*** Data supplied Section Begins ***

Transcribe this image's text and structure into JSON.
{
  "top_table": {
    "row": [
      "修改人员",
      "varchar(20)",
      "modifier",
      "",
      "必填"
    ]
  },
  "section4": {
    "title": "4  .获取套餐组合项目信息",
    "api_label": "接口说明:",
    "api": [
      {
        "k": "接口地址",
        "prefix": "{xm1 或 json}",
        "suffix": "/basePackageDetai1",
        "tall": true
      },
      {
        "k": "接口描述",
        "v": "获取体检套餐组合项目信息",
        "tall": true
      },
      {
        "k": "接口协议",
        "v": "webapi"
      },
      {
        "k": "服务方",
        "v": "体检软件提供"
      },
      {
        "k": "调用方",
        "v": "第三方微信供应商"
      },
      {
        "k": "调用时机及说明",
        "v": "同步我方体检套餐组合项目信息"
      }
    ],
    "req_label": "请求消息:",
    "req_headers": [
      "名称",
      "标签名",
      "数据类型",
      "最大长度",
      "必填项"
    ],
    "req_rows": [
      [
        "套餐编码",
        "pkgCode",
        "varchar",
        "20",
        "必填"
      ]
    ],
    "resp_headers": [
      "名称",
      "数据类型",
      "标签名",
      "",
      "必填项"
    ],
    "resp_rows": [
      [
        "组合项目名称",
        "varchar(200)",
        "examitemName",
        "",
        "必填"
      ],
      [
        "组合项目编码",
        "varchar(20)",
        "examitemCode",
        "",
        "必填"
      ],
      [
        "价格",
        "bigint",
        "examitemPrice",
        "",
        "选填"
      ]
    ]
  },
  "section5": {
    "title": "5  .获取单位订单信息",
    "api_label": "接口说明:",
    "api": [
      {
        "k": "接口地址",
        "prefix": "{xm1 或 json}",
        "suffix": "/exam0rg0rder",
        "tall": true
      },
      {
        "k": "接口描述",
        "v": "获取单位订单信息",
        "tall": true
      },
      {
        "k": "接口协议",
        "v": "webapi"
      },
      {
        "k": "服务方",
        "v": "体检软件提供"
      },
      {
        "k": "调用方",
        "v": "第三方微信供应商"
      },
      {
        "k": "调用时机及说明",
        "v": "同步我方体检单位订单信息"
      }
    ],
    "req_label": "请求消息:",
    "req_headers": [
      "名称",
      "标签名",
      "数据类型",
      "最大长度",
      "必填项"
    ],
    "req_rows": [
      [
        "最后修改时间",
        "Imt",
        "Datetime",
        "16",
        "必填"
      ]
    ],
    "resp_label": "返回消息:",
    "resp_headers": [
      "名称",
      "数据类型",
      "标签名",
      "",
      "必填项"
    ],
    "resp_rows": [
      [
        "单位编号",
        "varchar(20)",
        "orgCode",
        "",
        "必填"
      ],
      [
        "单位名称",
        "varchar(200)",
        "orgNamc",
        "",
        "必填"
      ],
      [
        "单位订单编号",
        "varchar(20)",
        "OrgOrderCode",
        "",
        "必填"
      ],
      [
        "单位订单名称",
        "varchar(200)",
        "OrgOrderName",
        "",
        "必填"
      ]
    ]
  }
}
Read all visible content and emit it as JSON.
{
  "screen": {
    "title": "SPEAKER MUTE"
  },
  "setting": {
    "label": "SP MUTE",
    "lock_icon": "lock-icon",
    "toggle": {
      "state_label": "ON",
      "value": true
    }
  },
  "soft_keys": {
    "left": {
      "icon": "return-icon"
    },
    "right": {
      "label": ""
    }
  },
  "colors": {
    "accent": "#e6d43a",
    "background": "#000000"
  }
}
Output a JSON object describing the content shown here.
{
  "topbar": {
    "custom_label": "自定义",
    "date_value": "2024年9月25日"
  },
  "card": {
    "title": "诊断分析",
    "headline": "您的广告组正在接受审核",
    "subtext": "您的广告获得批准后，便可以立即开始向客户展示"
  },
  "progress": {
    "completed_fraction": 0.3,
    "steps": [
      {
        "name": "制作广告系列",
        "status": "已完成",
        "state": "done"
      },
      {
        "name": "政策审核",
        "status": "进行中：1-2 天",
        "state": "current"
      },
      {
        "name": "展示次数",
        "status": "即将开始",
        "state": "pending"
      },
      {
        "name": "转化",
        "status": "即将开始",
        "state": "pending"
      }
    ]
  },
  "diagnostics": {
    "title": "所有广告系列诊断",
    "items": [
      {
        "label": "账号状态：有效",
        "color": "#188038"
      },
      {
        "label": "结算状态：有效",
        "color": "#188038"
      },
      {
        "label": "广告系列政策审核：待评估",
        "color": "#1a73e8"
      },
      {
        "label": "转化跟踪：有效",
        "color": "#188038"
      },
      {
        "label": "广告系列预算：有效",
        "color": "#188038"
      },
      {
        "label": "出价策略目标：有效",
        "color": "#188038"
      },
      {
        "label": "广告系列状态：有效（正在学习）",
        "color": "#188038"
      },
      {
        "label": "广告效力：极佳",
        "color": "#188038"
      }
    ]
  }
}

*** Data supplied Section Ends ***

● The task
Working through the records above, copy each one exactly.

● Written reply
Transcribe this image's text and structure into JSON.
{
  "top_table": {
    "row": [
      "修改人员",
      "varchar(20)",
      "modifier",
      "",
      "必填"
    ]
  },
  "section4": {
    "title": "4  .获取套餐组合项目信息",
    "api_label": "接口说明:",
    "api": [
      {
        "k": "接口地址",
        "prefix": "{xm1 或 json}",
        "suffix": "/basePackageDetai1",
        "tall": true
      },
      {
        "k": "接口描述",
        "v": "获取体检套餐组合项目信息",
        "tall": true
      },
      {
        "k": "接口协议",
        "v": "webapi"
      },
      {
        "k": "服务方",
        "v": "体检软件提供"
      },
      {
        "k": "调用方",
        "v": "第三方微信供应商"
      },
      {
        "k": "调用时机及说明",
        "v": "同步我方体检套餐组合项目信息"
      }
    ],
    "req_label": "请求消息:",
    "req_headers": [
      "名称",
      "标签名",
      "数据类型",
      "最大长度",
      "必填项"
    ],
    "req_rows": [
      [
        "套餐编码",
        "pkgCode",
        "varchar",
        "20",
        "必填"
      ]
    ],
    "resp_headers": [
      "名称",
      "数据类型",
      "标签名",
      "",
      "必填项"
    ],
    "resp_rows": [
      [
        "组合项目名称",
        "varchar(200)",
        "examitemName",
        "",
        "必填"
      ],
      [
        "组合项目编码",
        "varchar(20)",
        "examitemCode",
        "",
        "必填"
      ],
      [
        "价格",
        "bigint",
        "examitemPrice",
        "",
        "选填"
      ]
    ]
  },
  "section5": {
    "title": "5  .获取单位订单信息",
    "api_label": "接口说明:",
    "api": [
      {
        "k": "接口地址",
        "prefix": "{xm1 或 json}",
        "suffix": "/exam0rg0rder",
        "tall": true
      },
      {
        "k": "接口描述",
        "v": "获取单位订单信息",
        "tall": true
      },
      {
        "k": "接口协议",
        "v": "webapi"
      },
      {
        "k": "服务方",
        "v": "体检软件提供"
      },
      {
        "k": "调用方",
        "v": "第三方微信供应商"
      },
      {
        "k": "调用时机及说明",
        "v": "同步我方体检单位订单信息"
      }
    ],
    "req_label": "请求消息:",
    "req_headers": [
      "名称",
      "标签名",
      "数据类型",
      "最大长度",
      "必填项"
    ],
    "req_rows": [
      [
        "最后修改时间",
        "Imt",
        "Datetime",
        "16",
        "必填"
      ]
    ],
    "resp_label": "返回消息:",
    "resp_headers": [
      "名称",
      "数据类型",
      "标签名",
      "",
      "必填项"
    ],
    "resp_rows": [
      [
        "单位编号",
        "varchar(20)",
        "orgCode",
        "",
        "必填"
      ],
      [
        "单位名称",
        "varchar(200)",
        "orgNamc",
        "",
        "必填"
      ],
      [
        "单位订单编号",
        "varchar(20)",
        "OrgOrderCode",
        "",
        "必填"
      ],
      [
        "单位订单名称",
        "varchar(200)",
        "OrgOrderName",
        "",
        "必填"
      ]
    ]
  }
}
Read all visible content and emit it as JSON.
{
  "screen": {
    "title": "SPEAKER MUTE"
  },
  "setting": {
    "label": "SP MUTE",
    "lock_icon": "lock-icon",
    "toggle": {
      "state_label": "ON",
      "value": true
    }
  },
  "soft_keys": {
    "left": {
      "icon": "return-icon"
    },
    "right": {
      "label": ""
    }
  },
  "colors": {
    "accent": "#e6d43a",
    "background": "#000000"
  }
}
Output a JSON object describing the content shown here.
{
  "topbar": {
    "custom_label": "自定义",
    "date_value": "2024年9月25日"
  },
  "card": {
    "title": "诊断分析",
    "headline": "您的广告组正在接受审核",
    "subtext": "您的广告获得批准后，便可以立即开始向客户展示"
  },
  "progress": {
    "completed_fraction": 0.3,
    "steps": [
      {
        "name": "制作广告系列",
        "status": "已完成",
        "state": "done"
      },
      {
        "name": "政策审核",
        "status": "进行中：1-2 天",
        "state": "current"
      },
      {
        "name": "展示次数",
        "status": "即将开始",
        "state": "pending"
      },
      {
        "name": "转化",
        "status": "即将开始",
        "state": "pending"
      }
    ]
  },
  "diagnostics": {
    "title": "所有广告系列诊断",
    "items": [
      {
        "label": "账号状态：有效",
        "color": "#188038"
      },
      {
        "label": "结算状态：有效",
        "color": "#188038"
      },
      {
        "label": "广告系列政策审核：待评估",
        "color": "#1a73e8"
      },
      {
        "label": "转化跟踪：有效",
        "color": "#188038"
      },
      {
        "label": "广告系列预算：有效",
        "color": "#188038"
      },
      {
        "label": "出价策略目标：有效",
        "color": "#188038"
      },
      {
        "label": "广告系列状态：有效（正在学习）",
        "color": "#188038"
      },
      {
        "label": "广告效力：极佳",
        "color": "#188038"
      }
    ]
  }
}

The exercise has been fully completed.